We should all be mindful of the benefits of meditation
Frank Furedi says that mindfulness and other meditative techniques do not offer "real experiences" ("Mindfulness is a fad, not a revolution", Comment, 18 April). All this shows is that he has never had a proper mindful or meditative experience, not that they are unreal. Such experiences of calm and well-being are not a fad because they are not easy to achieve. They require hard work and commitment. Furthermore, they are independent of status, ability or background, thus offering help for all children.
The myriad benefits reported are valid, according to wide-ranging research. Mr Furedi is dismissing something that will not go away even if the fuss dies down. Why? Because it is low-cost and purely beneficial. The key is to ensure that children are always given a free and informed choice on whether to take part in such experiences. Shoehorning mindfulness in as another imposed therapeutic event is counterproductive.
Dr Helen E Lees
Author of Silence in Schools and visiting research fellow at York St John University
To condemn mindfulness is like condemning a lawnmower. It is merely a tool. I have no idea whether it is desirable to teach it within schools but I have practised it for 10 years and it has made me more patient and calm as a teacher and as a person.
I have met many people who regularly practise mindfulness. I doubt if they expect to be transformed into saints or develop superhuman powers. Most are pragmatic and down to earth. Many have quietly persevered with meditation over decades. Their experience suggests that it might indeed "help us to calm our bodies and focus our minds". Why condemn it just because there is a trendy "mindfulness industry"? There are also intelligent and rational voices - within established UK Buddhist groups, Christian churches and elsewhere - who could influence a more serious evaluation of its potential value to education.
Frank Furedi's article rightly challenges mindfulness and its potential use in education. Snake oil in various guises has been sold to schools for decades. Consequently all innovations should be scrutinised. However, there's a difference between healthy scepticism and speculative cynicism. His "arguments" suffer from a lack of research-based evidence, operate from the basis of an inaccurate concept of mindfulness and do little more than draw on selected quotes that make for easy ridicule.
Yes, misconceptions and overselling of mindfulness are bound to occur (it's not "therapy", for starters). Yes, research into mindfulness in the UK educational context is in its infancy. But worldwide there is an increasing amount of robust evidence to indicate that it can be of great benefit to the mental, emotional and physical health of all people. I hope that mindfulness is taken seriously, methodically and not uncritically by our schools. It's no panacea, but its potential is very promising.
Video assessment? Let's pause and rewind

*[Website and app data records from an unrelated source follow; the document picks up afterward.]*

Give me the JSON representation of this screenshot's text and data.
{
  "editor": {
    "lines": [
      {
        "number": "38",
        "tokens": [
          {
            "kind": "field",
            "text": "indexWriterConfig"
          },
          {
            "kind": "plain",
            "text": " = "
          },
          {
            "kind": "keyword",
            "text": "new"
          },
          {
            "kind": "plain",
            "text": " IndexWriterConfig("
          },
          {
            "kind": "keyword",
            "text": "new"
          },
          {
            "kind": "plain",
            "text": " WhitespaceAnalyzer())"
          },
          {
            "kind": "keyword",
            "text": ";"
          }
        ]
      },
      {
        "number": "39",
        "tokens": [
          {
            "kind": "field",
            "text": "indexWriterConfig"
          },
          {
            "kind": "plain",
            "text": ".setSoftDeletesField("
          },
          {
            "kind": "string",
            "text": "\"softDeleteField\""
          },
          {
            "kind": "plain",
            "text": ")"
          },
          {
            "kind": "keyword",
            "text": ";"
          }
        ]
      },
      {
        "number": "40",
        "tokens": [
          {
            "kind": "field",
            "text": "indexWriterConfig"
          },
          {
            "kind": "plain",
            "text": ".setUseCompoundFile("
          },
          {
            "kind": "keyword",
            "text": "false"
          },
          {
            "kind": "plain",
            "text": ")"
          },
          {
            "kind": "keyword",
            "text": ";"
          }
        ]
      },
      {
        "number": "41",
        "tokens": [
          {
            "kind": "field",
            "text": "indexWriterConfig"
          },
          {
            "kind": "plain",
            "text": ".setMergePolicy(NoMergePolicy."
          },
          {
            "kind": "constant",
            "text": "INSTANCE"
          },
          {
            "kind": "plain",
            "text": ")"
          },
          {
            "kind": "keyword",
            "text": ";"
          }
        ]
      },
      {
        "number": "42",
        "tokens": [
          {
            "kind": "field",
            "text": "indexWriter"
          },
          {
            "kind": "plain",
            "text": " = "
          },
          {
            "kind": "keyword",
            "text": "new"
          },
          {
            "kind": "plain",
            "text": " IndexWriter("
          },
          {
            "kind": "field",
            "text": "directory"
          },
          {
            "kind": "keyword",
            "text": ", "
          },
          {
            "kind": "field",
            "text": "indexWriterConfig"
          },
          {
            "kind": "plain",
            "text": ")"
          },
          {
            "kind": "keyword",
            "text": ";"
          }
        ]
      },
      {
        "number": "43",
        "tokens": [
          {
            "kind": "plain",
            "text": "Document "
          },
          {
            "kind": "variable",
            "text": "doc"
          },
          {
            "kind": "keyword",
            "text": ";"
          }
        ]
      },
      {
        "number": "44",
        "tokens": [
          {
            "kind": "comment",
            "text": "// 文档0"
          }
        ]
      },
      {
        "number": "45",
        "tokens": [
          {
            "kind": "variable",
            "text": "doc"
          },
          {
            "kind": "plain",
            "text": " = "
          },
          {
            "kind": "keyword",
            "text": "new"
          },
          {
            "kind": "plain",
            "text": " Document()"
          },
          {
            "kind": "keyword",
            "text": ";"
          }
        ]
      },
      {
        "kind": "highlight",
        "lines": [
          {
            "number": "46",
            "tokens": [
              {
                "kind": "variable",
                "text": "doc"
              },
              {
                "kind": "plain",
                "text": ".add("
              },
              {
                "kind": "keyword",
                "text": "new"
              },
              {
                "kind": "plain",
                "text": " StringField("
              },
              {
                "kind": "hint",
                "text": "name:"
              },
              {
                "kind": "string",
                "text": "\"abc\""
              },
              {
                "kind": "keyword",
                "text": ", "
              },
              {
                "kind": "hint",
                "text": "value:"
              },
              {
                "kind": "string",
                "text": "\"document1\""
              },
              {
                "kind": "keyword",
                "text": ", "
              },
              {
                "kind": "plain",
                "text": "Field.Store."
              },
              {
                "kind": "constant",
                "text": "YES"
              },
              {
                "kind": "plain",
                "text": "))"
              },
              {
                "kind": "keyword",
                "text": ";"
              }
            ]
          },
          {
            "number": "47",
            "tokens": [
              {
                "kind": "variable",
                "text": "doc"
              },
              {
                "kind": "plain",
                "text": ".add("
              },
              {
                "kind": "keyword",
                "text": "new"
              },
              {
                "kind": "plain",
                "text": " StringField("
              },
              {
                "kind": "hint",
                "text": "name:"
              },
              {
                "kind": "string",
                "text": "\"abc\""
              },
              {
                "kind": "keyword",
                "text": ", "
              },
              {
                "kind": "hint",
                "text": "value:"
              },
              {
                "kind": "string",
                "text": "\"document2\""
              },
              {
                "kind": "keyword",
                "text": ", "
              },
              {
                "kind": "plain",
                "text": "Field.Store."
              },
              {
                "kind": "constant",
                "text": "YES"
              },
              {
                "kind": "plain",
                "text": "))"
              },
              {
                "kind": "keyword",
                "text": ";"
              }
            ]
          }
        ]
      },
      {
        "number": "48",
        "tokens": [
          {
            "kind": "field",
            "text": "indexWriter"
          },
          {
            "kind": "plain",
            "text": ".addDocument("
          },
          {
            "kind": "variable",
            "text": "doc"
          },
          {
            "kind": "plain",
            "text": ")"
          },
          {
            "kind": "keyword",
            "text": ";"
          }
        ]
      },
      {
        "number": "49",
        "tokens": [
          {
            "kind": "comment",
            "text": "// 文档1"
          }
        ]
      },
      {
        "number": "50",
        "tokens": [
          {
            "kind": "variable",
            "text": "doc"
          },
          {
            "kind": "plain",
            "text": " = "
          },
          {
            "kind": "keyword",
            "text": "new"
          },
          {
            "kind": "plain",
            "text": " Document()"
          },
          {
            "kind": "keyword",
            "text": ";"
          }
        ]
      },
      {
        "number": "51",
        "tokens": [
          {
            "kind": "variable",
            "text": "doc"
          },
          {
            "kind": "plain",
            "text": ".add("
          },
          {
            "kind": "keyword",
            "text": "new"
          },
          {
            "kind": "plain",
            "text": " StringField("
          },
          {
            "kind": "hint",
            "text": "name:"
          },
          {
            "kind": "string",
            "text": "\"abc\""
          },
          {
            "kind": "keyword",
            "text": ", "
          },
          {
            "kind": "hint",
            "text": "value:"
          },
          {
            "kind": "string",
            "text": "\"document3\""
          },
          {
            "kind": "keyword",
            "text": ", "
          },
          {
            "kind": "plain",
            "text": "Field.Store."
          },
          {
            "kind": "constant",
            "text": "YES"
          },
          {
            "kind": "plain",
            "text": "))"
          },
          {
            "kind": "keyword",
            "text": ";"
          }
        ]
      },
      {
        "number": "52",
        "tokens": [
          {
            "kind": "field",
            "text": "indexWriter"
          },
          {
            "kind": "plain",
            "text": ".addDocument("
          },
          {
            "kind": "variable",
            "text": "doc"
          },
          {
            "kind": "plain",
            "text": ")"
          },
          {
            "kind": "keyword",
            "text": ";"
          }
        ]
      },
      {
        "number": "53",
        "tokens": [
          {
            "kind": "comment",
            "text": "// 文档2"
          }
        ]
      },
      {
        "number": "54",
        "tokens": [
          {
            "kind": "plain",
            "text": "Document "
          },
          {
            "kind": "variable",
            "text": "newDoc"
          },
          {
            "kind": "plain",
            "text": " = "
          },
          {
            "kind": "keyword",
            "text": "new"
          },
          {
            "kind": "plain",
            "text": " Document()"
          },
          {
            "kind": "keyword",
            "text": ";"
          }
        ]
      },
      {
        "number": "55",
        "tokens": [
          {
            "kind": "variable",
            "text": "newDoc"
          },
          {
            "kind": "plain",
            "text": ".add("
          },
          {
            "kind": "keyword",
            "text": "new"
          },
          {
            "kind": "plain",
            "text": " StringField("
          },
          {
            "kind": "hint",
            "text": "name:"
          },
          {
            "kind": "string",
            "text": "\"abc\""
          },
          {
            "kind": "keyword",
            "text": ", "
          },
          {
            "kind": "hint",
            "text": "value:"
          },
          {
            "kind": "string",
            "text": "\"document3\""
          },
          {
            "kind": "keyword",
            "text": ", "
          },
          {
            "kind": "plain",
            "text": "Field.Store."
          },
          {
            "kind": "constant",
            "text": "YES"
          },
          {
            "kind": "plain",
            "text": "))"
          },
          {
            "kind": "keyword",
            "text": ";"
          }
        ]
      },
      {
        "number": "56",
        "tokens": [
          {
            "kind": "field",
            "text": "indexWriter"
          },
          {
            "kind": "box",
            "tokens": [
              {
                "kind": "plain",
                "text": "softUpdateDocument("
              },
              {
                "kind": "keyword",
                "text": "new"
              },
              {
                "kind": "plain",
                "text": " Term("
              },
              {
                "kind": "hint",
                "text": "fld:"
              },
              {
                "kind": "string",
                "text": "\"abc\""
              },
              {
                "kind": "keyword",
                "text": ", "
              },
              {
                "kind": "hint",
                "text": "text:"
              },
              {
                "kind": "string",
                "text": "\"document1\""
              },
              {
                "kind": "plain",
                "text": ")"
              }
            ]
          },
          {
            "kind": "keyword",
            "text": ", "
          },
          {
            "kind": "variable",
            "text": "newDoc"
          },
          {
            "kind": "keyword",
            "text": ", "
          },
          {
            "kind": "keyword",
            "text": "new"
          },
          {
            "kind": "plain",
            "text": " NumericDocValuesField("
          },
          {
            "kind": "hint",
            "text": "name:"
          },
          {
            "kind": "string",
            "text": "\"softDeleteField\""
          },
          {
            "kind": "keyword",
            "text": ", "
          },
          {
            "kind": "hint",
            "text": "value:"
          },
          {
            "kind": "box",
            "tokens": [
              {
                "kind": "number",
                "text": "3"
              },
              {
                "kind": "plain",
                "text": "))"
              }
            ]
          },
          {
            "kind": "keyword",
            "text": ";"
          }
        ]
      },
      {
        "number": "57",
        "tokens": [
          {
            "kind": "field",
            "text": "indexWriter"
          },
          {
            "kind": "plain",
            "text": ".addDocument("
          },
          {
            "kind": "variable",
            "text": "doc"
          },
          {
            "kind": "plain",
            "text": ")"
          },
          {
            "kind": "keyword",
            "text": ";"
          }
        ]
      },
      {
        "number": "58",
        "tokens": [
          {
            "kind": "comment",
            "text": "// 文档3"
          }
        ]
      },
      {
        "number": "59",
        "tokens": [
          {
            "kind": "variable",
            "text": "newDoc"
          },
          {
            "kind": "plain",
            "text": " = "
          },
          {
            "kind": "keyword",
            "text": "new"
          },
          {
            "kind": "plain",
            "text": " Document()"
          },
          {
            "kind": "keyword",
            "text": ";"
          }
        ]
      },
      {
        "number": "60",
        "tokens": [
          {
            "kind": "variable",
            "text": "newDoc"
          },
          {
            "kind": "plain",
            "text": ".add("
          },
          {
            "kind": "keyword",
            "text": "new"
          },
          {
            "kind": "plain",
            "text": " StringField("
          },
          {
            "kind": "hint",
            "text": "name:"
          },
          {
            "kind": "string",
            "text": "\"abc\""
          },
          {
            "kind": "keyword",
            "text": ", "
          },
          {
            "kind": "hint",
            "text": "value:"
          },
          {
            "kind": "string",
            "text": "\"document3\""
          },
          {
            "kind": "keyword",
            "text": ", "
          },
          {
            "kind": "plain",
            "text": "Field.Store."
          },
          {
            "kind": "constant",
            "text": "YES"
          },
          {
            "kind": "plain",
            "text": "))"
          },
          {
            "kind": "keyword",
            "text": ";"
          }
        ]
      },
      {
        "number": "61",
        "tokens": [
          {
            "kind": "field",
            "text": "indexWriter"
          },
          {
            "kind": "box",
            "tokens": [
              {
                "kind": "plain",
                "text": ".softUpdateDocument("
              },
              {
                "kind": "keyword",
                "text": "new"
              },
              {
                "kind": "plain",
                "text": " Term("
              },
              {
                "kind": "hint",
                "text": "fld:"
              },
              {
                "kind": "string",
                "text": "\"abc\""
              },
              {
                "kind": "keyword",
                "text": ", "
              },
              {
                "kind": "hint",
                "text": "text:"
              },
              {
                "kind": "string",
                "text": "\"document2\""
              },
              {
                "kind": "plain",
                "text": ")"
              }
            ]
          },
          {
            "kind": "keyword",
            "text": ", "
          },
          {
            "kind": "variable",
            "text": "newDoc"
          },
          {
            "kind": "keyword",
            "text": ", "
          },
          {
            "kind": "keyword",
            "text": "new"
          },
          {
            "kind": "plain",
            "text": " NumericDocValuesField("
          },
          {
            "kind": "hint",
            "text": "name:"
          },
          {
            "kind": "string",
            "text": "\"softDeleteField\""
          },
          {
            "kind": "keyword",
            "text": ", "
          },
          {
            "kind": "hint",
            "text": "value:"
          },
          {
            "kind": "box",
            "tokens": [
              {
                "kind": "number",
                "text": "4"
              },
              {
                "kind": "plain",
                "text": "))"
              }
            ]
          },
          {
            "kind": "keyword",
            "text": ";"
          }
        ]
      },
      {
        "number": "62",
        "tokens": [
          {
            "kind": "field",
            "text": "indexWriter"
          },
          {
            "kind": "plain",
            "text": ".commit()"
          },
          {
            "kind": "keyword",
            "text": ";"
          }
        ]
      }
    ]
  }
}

Your article on grading coursework seems to make several assumptions ("A practical solution to marking muddle", 18 April). First, that coursework needs to be graded in a norm-referenced way. Second, that "video judgements" can be precise enough for the fine grading exercise to be valid. And third, that the practical activities can be designed to suit the assessment. All this to justify what sounds like complex proprietary (read expensive) technologies. The tail wagging the dog again?
Most of Europe is moving to competency-based assessment for practical skills and for good reason. Open source technologies can support assessors to make such judgements in the context of normal work. And if we want to rank students on academic potential it is straightforward to do so with conventional paper or online exams. Established free technologies can support the appropriate pedagogical approaches to solve what is a pedagogical, not a technological problem.
Responsible officer, The Learning Machine
No substitute for the personal touch
I could not disagree more with Professor Sugata Mitra's naive faith in minimally invasive education where the role of the teacher is neither guide nor expert, nor someone who knows best ("A friendly word about professionalism", Editorial, 18 April). This fashionable belief that teachers should be mere facilitators of independent learning insults the very essence of our noble profession. The use of a "hole in the wall" computer may well help children in a Delhi slum to teach themselves, but self-teaching is not education and an inanimate machine will never substitute for a responsive teacher. It is the modern child whose brain is mashed up by the constant exposure to impersonal computers who is most in need of a real teacher.
Putting assessment to the test
I was sad but not surprised to read the Department for Education's reaction to the NUT teaching union's concern over testing of four-year-olds. Instead of dialogue, schools were informed bluntly that they "will be held to account" if this early start to performance data collection does not produce "85 per cent achieving at the expected level" by the end of Year 6. The issue is a typical product of the assessment versus testing debate. Ironically, my research team is currently working with the Department for International Development on learning assessments for school entry pupils in Pakistan - with questions focused on learning objectives and no expected levels or grades but instead rich teaching and learning information to support pupils.
Professor Bill Boyle